Stored items
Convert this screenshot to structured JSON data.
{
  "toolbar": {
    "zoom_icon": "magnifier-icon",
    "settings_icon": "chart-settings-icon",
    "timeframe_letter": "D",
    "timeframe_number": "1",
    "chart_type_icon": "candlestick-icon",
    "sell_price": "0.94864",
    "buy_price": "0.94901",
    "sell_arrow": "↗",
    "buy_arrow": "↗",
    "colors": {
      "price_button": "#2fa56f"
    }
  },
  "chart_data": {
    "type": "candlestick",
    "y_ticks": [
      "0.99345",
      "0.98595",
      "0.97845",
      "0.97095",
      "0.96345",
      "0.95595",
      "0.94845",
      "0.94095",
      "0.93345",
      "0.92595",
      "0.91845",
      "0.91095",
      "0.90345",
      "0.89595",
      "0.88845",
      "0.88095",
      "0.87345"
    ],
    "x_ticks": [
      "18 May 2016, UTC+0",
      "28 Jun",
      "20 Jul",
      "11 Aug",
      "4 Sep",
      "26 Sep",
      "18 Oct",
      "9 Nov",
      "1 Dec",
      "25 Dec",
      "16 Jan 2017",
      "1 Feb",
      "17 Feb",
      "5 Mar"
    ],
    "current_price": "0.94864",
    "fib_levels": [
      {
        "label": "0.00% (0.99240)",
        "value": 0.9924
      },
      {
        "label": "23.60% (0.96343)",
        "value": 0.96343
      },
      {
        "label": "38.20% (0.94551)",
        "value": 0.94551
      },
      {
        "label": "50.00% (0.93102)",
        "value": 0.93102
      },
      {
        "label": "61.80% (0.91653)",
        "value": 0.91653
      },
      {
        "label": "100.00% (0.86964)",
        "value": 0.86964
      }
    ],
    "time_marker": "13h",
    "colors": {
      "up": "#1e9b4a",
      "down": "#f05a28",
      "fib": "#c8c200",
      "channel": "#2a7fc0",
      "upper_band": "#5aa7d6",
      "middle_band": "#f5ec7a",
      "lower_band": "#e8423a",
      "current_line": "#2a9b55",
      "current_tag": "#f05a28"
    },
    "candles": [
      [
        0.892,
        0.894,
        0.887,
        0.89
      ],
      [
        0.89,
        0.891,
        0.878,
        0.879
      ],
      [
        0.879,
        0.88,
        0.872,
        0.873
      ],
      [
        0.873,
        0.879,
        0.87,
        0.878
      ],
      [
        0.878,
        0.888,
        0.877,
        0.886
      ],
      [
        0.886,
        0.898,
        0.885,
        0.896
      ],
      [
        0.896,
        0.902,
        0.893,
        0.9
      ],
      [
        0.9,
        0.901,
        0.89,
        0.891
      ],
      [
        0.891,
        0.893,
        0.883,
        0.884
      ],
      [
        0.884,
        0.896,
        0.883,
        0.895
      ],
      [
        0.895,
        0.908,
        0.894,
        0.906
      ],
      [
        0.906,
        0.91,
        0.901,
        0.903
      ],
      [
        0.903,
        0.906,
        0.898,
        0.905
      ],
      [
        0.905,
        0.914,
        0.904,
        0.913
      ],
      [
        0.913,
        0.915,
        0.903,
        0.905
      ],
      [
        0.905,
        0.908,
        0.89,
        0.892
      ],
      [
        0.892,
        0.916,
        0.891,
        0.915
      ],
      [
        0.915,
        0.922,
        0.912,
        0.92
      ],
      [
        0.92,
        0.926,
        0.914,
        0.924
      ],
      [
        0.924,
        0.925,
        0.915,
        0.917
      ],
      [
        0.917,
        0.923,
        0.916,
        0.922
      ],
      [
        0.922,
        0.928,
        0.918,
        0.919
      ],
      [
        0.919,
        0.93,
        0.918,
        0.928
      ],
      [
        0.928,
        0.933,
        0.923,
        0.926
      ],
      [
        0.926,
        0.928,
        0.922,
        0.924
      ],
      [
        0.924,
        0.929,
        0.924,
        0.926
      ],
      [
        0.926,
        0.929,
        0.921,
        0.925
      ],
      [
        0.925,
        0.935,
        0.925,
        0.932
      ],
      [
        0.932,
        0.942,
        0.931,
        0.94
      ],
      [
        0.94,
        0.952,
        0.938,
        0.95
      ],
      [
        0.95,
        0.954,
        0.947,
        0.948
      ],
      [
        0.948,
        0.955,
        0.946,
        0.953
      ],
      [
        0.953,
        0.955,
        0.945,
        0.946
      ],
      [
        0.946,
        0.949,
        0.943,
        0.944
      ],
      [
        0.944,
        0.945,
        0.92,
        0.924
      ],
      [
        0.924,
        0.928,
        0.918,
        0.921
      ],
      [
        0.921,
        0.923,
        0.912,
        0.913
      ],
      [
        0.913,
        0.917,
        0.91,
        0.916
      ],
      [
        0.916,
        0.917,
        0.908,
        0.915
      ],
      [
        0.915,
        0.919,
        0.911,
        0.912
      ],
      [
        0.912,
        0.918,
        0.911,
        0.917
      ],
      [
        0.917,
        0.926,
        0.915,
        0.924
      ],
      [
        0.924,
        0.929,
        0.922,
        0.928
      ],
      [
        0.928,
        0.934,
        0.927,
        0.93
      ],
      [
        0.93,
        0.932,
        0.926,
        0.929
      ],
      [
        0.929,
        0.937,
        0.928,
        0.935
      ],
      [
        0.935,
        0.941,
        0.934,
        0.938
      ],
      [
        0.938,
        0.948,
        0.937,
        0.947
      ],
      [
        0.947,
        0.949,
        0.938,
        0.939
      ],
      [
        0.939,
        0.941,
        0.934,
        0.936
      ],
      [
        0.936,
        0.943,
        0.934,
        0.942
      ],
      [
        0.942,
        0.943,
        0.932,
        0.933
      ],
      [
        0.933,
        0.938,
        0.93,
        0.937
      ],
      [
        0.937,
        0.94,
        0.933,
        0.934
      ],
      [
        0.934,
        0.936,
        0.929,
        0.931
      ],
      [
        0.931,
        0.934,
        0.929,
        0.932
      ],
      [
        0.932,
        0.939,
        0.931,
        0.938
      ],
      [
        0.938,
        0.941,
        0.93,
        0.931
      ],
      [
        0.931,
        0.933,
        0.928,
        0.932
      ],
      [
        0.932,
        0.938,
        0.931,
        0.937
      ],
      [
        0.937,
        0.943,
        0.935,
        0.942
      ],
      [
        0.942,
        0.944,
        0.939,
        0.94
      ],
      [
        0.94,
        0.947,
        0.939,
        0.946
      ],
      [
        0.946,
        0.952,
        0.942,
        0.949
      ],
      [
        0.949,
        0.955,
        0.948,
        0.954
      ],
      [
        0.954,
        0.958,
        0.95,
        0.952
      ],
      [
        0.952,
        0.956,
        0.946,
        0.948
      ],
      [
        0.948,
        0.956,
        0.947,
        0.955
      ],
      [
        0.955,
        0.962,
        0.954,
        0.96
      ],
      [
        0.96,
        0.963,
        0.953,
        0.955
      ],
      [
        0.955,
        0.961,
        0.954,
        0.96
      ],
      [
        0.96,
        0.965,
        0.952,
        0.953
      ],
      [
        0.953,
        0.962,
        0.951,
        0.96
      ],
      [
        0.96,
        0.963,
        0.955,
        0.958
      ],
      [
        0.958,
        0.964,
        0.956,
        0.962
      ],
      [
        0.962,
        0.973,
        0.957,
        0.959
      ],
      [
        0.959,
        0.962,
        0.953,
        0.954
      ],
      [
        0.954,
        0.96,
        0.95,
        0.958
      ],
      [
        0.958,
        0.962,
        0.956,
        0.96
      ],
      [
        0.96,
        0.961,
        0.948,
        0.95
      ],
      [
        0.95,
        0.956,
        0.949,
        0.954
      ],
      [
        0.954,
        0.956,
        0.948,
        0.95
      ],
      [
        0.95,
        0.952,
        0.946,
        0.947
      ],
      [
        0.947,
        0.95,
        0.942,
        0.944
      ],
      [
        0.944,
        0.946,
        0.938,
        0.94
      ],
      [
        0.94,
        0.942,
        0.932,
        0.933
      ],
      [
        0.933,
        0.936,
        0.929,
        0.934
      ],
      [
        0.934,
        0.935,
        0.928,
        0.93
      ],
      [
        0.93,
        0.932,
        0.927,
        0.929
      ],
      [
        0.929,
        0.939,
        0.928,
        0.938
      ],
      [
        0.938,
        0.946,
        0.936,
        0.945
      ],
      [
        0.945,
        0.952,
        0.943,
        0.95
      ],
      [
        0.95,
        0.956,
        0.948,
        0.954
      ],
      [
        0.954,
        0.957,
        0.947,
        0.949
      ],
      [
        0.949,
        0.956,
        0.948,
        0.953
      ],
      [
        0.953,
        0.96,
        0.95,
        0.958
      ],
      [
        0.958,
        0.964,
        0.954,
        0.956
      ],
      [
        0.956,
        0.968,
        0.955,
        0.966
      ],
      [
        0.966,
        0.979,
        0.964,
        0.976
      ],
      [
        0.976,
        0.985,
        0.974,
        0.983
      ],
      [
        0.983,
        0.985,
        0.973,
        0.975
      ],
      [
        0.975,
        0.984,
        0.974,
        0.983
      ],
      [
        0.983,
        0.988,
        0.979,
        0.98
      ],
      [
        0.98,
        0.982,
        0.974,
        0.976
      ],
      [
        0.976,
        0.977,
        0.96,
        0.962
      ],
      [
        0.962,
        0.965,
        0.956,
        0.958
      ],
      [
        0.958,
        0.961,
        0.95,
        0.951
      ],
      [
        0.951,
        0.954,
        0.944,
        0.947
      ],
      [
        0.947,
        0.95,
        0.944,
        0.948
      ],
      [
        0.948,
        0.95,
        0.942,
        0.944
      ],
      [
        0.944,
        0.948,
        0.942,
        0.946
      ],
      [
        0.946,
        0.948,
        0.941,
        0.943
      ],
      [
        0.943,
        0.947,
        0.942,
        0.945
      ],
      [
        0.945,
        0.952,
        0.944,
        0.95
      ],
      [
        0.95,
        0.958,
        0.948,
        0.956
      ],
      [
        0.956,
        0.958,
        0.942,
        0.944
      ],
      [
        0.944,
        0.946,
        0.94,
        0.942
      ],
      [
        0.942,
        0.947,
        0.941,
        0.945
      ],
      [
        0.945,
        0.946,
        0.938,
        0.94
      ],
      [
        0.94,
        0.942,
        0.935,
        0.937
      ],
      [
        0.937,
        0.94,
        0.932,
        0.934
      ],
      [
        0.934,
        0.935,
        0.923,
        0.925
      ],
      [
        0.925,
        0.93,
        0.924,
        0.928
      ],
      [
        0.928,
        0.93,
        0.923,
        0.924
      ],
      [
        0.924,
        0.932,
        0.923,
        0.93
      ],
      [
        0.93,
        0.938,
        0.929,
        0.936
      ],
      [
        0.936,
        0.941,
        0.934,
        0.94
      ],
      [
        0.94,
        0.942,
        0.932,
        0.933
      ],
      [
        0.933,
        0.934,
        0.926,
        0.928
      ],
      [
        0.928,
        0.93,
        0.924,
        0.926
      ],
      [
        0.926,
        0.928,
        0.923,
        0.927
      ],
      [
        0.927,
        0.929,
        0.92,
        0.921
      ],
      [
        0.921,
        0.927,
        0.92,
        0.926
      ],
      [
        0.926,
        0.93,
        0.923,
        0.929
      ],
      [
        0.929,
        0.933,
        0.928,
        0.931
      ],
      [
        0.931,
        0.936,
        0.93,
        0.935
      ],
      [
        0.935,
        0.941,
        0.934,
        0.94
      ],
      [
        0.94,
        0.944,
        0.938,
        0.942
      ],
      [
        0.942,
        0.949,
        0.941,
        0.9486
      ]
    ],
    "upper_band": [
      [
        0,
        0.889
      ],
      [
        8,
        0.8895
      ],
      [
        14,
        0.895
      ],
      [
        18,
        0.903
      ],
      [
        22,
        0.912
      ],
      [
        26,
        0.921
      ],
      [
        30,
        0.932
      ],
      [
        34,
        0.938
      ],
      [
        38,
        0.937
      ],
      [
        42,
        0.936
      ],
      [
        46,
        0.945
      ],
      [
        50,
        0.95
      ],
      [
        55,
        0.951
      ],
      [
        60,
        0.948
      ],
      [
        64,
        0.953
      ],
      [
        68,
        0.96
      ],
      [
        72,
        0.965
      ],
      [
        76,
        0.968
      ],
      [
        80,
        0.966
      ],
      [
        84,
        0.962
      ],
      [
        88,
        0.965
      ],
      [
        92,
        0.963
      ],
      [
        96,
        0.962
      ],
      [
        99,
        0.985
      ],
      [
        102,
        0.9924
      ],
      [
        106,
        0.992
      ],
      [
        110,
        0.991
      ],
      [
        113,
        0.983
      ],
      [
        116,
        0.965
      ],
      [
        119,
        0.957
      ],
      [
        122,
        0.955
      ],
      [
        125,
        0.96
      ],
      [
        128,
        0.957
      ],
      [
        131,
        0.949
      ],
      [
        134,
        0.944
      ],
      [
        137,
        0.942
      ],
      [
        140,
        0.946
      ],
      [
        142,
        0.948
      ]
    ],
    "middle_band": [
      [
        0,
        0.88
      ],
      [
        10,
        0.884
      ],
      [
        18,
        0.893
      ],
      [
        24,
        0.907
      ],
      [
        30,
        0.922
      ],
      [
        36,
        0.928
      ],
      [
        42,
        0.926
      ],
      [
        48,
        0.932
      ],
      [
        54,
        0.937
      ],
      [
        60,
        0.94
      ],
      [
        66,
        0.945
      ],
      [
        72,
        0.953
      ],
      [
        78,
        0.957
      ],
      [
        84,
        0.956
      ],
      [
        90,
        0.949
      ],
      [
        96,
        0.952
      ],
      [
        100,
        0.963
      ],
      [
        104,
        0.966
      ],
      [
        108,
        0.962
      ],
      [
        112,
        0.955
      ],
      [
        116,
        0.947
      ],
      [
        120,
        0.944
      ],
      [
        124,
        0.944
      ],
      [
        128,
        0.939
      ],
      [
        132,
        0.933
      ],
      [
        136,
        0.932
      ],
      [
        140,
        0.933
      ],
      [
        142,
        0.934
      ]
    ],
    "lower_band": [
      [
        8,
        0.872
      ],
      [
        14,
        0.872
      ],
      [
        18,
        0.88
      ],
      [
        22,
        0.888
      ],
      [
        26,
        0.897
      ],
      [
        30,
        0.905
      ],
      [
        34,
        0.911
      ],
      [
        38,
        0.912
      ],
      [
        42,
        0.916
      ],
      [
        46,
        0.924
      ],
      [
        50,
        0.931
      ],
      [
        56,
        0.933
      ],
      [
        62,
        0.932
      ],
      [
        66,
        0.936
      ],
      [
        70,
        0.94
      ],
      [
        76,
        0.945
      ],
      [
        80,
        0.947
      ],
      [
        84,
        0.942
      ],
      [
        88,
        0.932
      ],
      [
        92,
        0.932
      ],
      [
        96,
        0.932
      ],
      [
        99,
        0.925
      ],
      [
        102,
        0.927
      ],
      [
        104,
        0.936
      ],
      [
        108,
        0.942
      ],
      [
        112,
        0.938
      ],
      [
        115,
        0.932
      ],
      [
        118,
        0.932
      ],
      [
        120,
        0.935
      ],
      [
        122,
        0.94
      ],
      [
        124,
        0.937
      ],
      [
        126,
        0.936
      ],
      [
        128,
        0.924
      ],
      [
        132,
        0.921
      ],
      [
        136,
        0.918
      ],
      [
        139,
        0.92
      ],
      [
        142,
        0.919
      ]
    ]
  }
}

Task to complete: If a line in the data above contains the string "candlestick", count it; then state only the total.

Task solution: 2